Kitchen cabinets come in an endless variety of styles and materials. Cabinets can be custom built to your exact specifications or they can consist of pre-constructed stock units, or be a mixture of anything in between. Cabinets are one of the most heavily used components of a home. Their functionality, style, and durability are important elements for determining the mood and feel of your kitchen. Cabinet design is subject to the fads and fashions of the day, but certain principles seem well-poised to stand the test of time.

1) Functional Design

The primary purpose of a cabinet is storage; however, new designs are allowing for better ways to access your pots, pans, and utensils besides rummaging through a large cavernous space behind a closed door. For example a narrow cabinet segment can be installed to easily organize and access cookie sheets, muffin pans and cutting boards.

2) Drawers, Drawers, Drawers

The prevalence for drawers in base cabinet units is making a strong showing among the cabinets being manufactured today. Drawers have certainly been part of cabinet design from the beginning. The difference now is the magnitude of their usage among new kitchen designs. Pull out drawers allow for more ways to organize your kitchen gear while making it easier to access—no more digging through expansive spaces and pulling everything out before finding what you need. For this reason, a continued bias toward drawers is expected to remain well into the future.

3) Custom Features

Even among stock designs, cabinetry comes with a large selection of features to fit every kind of budget. Cabinet lighting has made a strong showing recently, not just as a way to accent counters underneath top units, but as a way to light the interiors of the cabinets themselves. See the article on the Top 5 Trends in Kitchen Lighting for a more detailed discussion on this topic. Cabinet lighting is a great feature when utilizing open-style shelving or cabinets with glass doors.

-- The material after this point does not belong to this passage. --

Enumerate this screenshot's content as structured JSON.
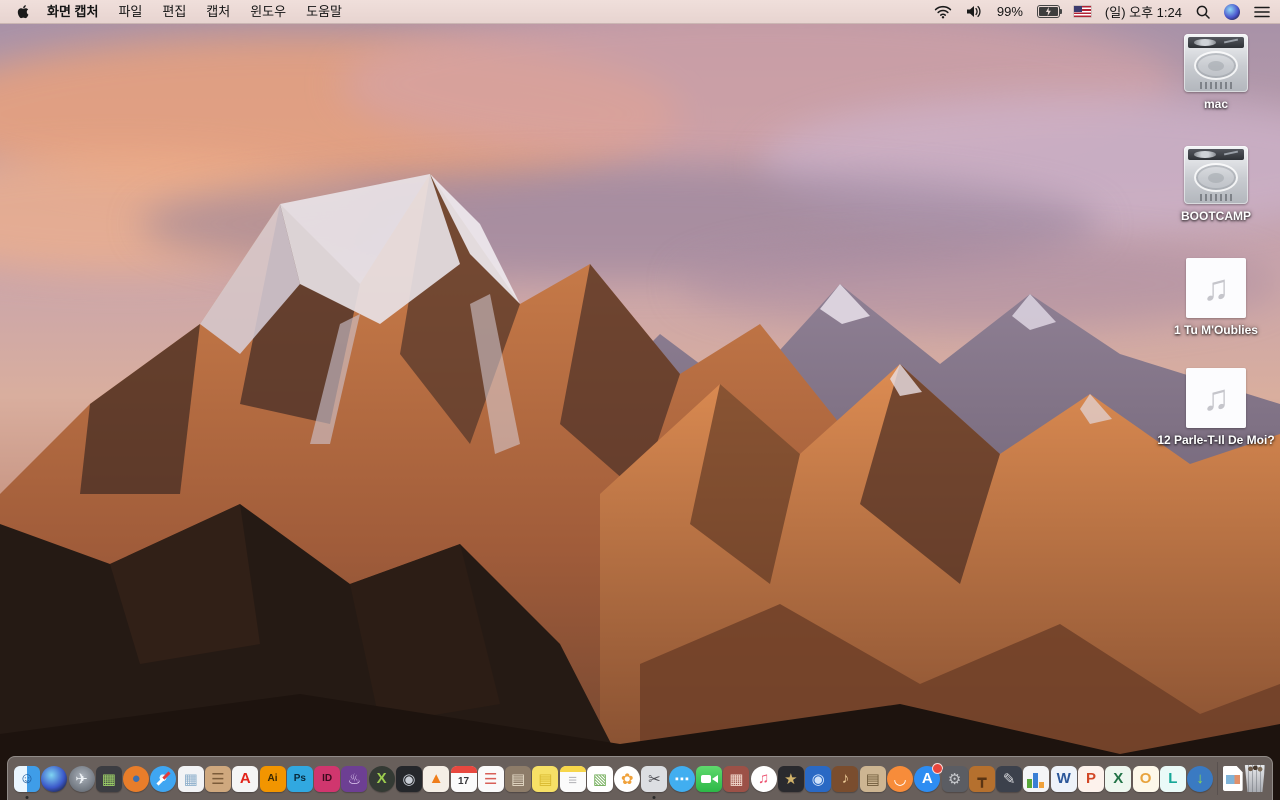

Other features include built-in customization for appliances like refrigerators and dishwashers. These units can be faced with the same materials used in all the kitchen cabinetry to create a clean, blended, elegant design for your kitchen. Cabinet details also abound within the market for cabinetry. Application of detailed millwork, ornamental moldings, architectural brackets, and hand-turned spindles are increasingly common.

Although not necessarily a cabinet feature, a short observation on backsplashes is warranted in this discussion. Gone are the days of four inch backsplashes. Today’s kitchens integrate backsplashes as a perfect complement to the cabinet design and more often than not, run from the countertop to the upper cabinet units.

4) Cabinets as Furniture

With the continued popularity of the open floor plan, kitchens must blend well with the style and décor used in other areas of the home. Recognizing this need, skilled woodworkers are producing cabinets with a similar look and feel as traditional furniture. One example of this includes custom hutches, which take the place of standalone china cabinets. Island units with turned legs and brackets replace the need for buffets or sideboards. Even desks have been displaced by custom cabinet solutions. This furniture-esque evolution of cabinet styles continues to narrow the gap between traditional furniture with each new generation of cabinetry.